The House Financial Services Committee approved a controversial amendment, opposed by Chairman Barney Frank, to exempt auto financing from independent dealers from the oversight of the Consumer Financial Protection Agency. The vote was 47-21, with a large number of Democrats joining with Republicans. I’ll have the full committee breakdowns for you when I get them. The panel did approve the creation of the CFPA by a 39-29 count, ignoring the massive lobbying campaign trying to kill it outright.
The auto dealer exemption is probably the worst amendment in the entire Financial Services Committee markup on regulatory reform. You can make a case for some of the other amendments, and Rep. Frank said on Rachel Maddow’s show last night that the committee will pass the reform bill today that gives Democrats and the Administration “90% of what we wanted.” But this is part of that other 10%. Auto financing is typically the second-largest purchase a family makes, behind housing, and the horror stories of auto loan customers being ripped off are voluminous. The amendment was authored by Rep. John Campbell (R-CA), a former auto dealer who has been ripped by consumer groups for having major conflicts of interests.

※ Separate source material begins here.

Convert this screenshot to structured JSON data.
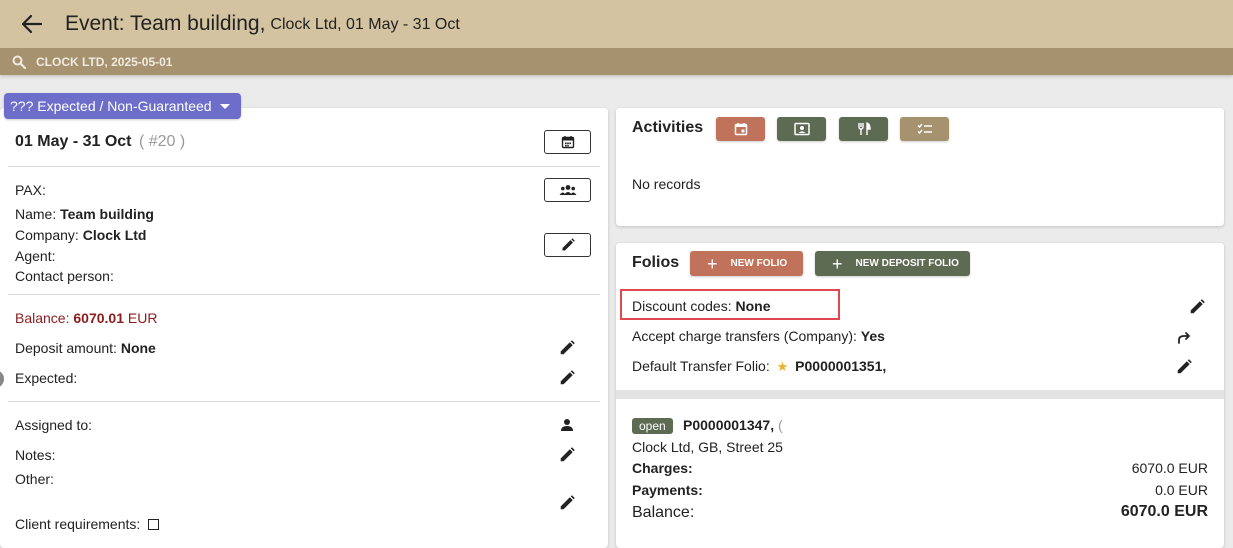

The consumer groups, which also include organizations that want election reform, say that Campbell should walk away from his amendment for two reasons. First, because six auto dealerships pay him rent and would benefit from his amendment and he would benefit. And second, that Campbell received $170,000 in campaign contributions from auto dealers since he’s run for Congress.
The groups say Campbell’s personal financial disclosure forms show he received between $600,000 and $6 million in rent last year.
Campbell’s “defense” is that four of the six properties are no longer car dealers, having gone out of business – so two still are, and the amendment will directly shield them from oversight. He also says that the House Ethics Committee approved him authoring the amendment, without giving details. It turns out that Campbell recused himself from a vote last year on bailing out the automakers, based on a conflict of interest, but in this case, writing the amendment exempting them from oversight is OK with him.
Mary Boyle from Common Cause expressed her disappointment with the passage of Campbell’s amendment. “This is the kind of case that illustrates clearly why we need public financing. There’s the conflict of interest issue, and also just the clear benefit Rep. Campbell is providing to contributors.” According to Boyle, Congress is shying away in general from strong consumer protections in the regulatory reform bill. “This shows the power of Wall Street,” she said.
The AP details some other exemptions:
Under pressure from industry, the Financial Services Committee has carved out numerous exemptions to agency oversight, including retailers, auto dealers, real estate brokers, lawyers, cable companies and accountants.
Banks that help those businesses complete financial transactions would still fall under the agency’s purview. For example, a bank that issues a store-brand credit card or provides auto financing would be subject to agency rules.
Rep. Gwen Moore, a Democrat from Wisconsin with a major private mortgage insurer in her district, on Wednesday pushed though another exemption for credit, mortgage and title insurers.
Rep. Barney Frank, who chairs the panel, said exceptions were being made to clarify that the agency will monitor financial products and not every financial transaction made by the American public. But he scoffed at several Republican proposals, including one by Rep. Tom Price, R-Ga. that would have exempted student loan providers. Frank charged that those provisions were aimed at gutting the bill.
Overall, a win to get the CFPA passed, but it has been gutted to a certain extent.
…Shahien Nasiripour has some more information about the derivatives markup in the House Agriculture Committee. The short version is that oversight will be increased, but some transactions by the big banks will be allowed to remain secret, sadly.
The Agriculture Committee’s bill, shepherded by Chairman Collin Peterson (D-Minn.), does increase oversight of these previously mysterious and exotic financial instruments, experts say. Many derivatives trades would now have to go through clearinghouses or an exchange. But there are exemptions. In an effort to protect companies like airlines and manufacturers that use derivatives to hedge against things like price fluctuations and currency exchange rates, these so-called end-users would not be required to make public the terms of their contracts. Rather, they would continue to operate in the dark.
But Peterson on Wednesday amended the bill to extend the exemption to big banks and financial institutions, as long as their contracts were with these end-users.
UPDATE: Change Congress has an act.ly petition on this, demanding that Congress cancel the exemption from oversight for car dealers. It’s at act.ly/ps.